At the entrance to his vast estate, Philippe Ferrier looks out upon the vineyards as autumn turns the colours of the leaves to red. From these 21 hectares of neatly kept vines, Philippe Ferrier and his family now produce Château Duplessis wine. Today, Saturday, he has invited the public to come and discover the estate, the casks and the vintages. Philippe’s parents were wine-growers. In 2015, he decided to return to his roots and buy an estate on which he could make his own wine. He fell under the charm of Marie-Laure Lurton’s. Pictures of what the place used to be are projected in the tasting room. Brigitte, Philippe’s wife explains : «It was superb ! But we had so much to do. Some things had to be re-built, others re-arranged» It took a year, with grand-children and grand-parents all helping along. Their daughter, Crystelle says : «my mother and I saw to the bedrooms and the hall that we now let out for weddings receptions. My dad looked after the everything to do with the wine making. We really wanted to make this a family adventure». A new youth. It is difficult to imagine that the whole place was in ruins. Now, there is a new fountain at the end of the driveway that leads to the château and a sculpture of Duplessis to greet visitors. Jose Lopez, the artist who made the sculpture was invited to have an exhibition of his works. Says he : «I am delighted to be part of this project. The Ferriers have really rejuvenated the estate». Marc Alcatraz, who has worked for the château for 15 years can confirm : «It’s not just about the surroundings, the wine too has changed. It’s now all at once, woody and fruity, round and powerful. It’s colour is magnificent. A real success !»

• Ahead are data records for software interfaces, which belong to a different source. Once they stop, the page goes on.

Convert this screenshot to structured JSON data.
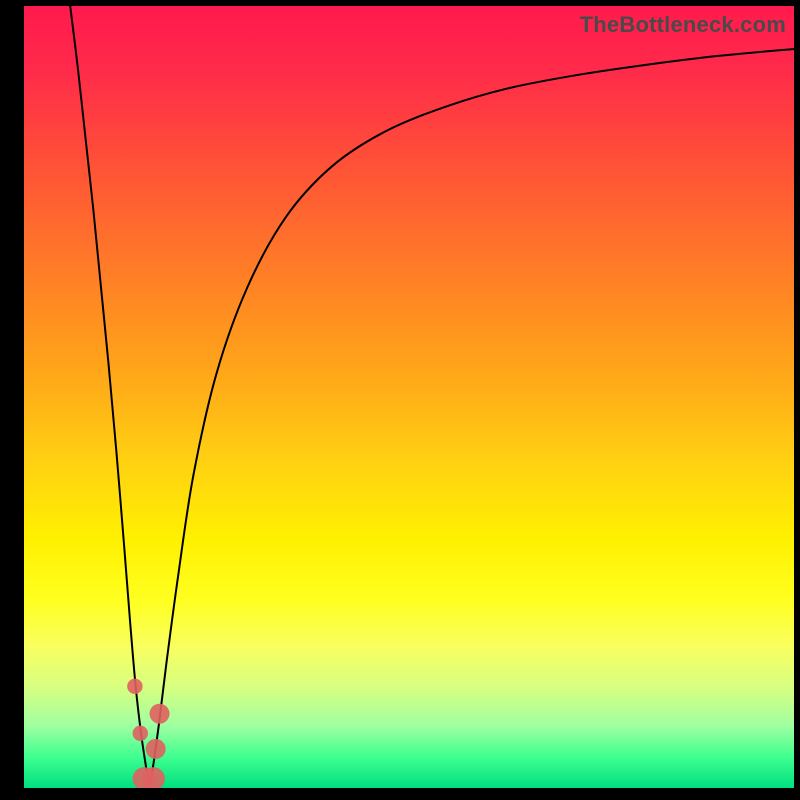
{
  "watermark": "TheBottleneck.com",
  "chart_data": {
    "type": "line",
    "title": "",
    "xlabel": "",
    "ylabel": "",
    "xlim": [
      0,
      100
    ],
    "ylim": [
      0,
      100
    ],
    "grid": false,
    "legend": false,
    "series": [
      {
        "name": "left-branch",
        "x": [
          6,
          7,
          8,
          9,
          10,
          11,
          12,
          13,
          13.8,
          14.5,
          15.2,
          15.8,
          16.3
        ],
        "y": [
          100,
          92,
          83,
          74,
          64,
          54,
          43,
          31,
          21,
          13,
          7,
          3,
          0
        ]
      },
      {
        "name": "right-branch",
        "x": [
          16.3,
          16.8,
          17.5,
          18.5,
          20,
          22,
          25,
          29,
          34,
          40,
          47,
          55,
          63,
          72,
          81,
          90,
          100
        ],
        "y": [
          0,
          3,
          8,
          16,
          27,
          40,
          53,
          64,
          73,
          79.5,
          84,
          87.2,
          89.5,
          91.2,
          92.5,
          93.6,
          94.5
        ]
      }
    ],
    "markers": [
      {
        "name": "marker-left-upper",
        "x": 14.4,
        "y": 13.0,
        "r": 1.0
      },
      {
        "name": "marker-left-lower",
        "x": 15.1,
        "y": 7.0,
        "r": 1.0
      },
      {
        "name": "marker-right-upper",
        "x": 17.6,
        "y": 9.5,
        "r": 1.3
      },
      {
        "name": "marker-right-lower",
        "x": 17.1,
        "y": 5.0,
        "r": 1.3
      },
      {
        "name": "marker-valley-a",
        "x": 15.6,
        "y": 1.2,
        "r": 1.5
      },
      {
        "name": "marker-valley-b",
        "x": 16.8,
        "y": 1.2,
        "r": 1.5
      }
    ],
    "marker_color": "#e06060",
    "curve_color": "#000000",
    "curve_width": 2.0
  }
}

Red wine from integrated culture. Philippe felt it was important to invest in new ways to make his wine. «We decided to go for for integrated culture. We levelled the grounds, we don’t use weed-killers and, above all, we only treat the vines when it is absolutely necessary, taking into account the rainfall, the rest of the vegetation and the development of the vines». Sylvie Monjalet, the cellar master and who is in charge of the winemaking process, agrees with her boss : «to start with, we don’t use organic sulphites, we don’t crush the gapes either. All these little things add up and change the whole way we go about winemaking». Here, there is no «assembly line» approach. Sylvie organises the work by herself, helped by few contactors and one seasonal hand. «We are not trying to get the biggest yield. What we want is quality». Showing the 200 casks, neatly lined up in the cellar, the young woman adds : «the wine is kept in a cask for 11 to 15 months, so we can produce between 70 000 to 80 000 bottles
per year.» Philippe now hopes to develop this activity. Thanks to the reasonable price he asks for his wine, between 14 and 16 euros per bottle, sold at wineries or by independent outlets, he already has a good client list. «The Moulis-en-Médoc village appellation gives us the legitimacy we need. Here, all winegrowers know each other and we pull together when in need. I am confident. Château Duplessis has a bright future ahead».
100 Châteaux you must know in Bordeaux. (Jean-François Chaigneau & Isabelle Spaak). Each Château has it’s wine and it’s history. In this book, Isabelle Spaak and Jean-François Chaigneau review the 100 most beautiful wine properties in Bordeaux, right bank and left bank alike, picked for the constant quality of their vintages, and for their influence in the history of wine making. The two authors take us on a savoury voyage from St Estèphe to Pomerol, full of amazing stories and facts.
– Stéphane Reynaud – Château Duplessis Richelieu’s herbal tea. François Armand de Vignerot du Plessis was at once a friend of Voltaire’s and a notorious libertine (for what he was jailed in the Bastille), companion in debauchery of the regent Philippe d’Orléans, member of the Académie although he could hardly write, benefactor of the Bordeaux theatre and grand-nephew of Cardinal Richelieu. It is said that he cured the King Louis XV of «bowel languor» by recommending him
to drink a glass of his Moulis wine. In those days, the aristocrats in Versailles indulged in Burgundy wine and Champagne. The miraculous beverage was soon known as «Richelieu’s herbal tea». In the late XIX century, the property was split in two and then again bought in 1980 by Lucien Lurton. His daughter Marie-Laure endeavoured to move the 23 hectare estate on clay and limestone land to integrated viticulture. If Merlot is predominant, all four grape types found in Bordeaux wines are used. Château Duplessis was sold to Philippe Ferrier in 2015, and earned the title of «Cru Bourgeois» the same year. 2015, A powerful, sun bathed vintage. A full fruity wine.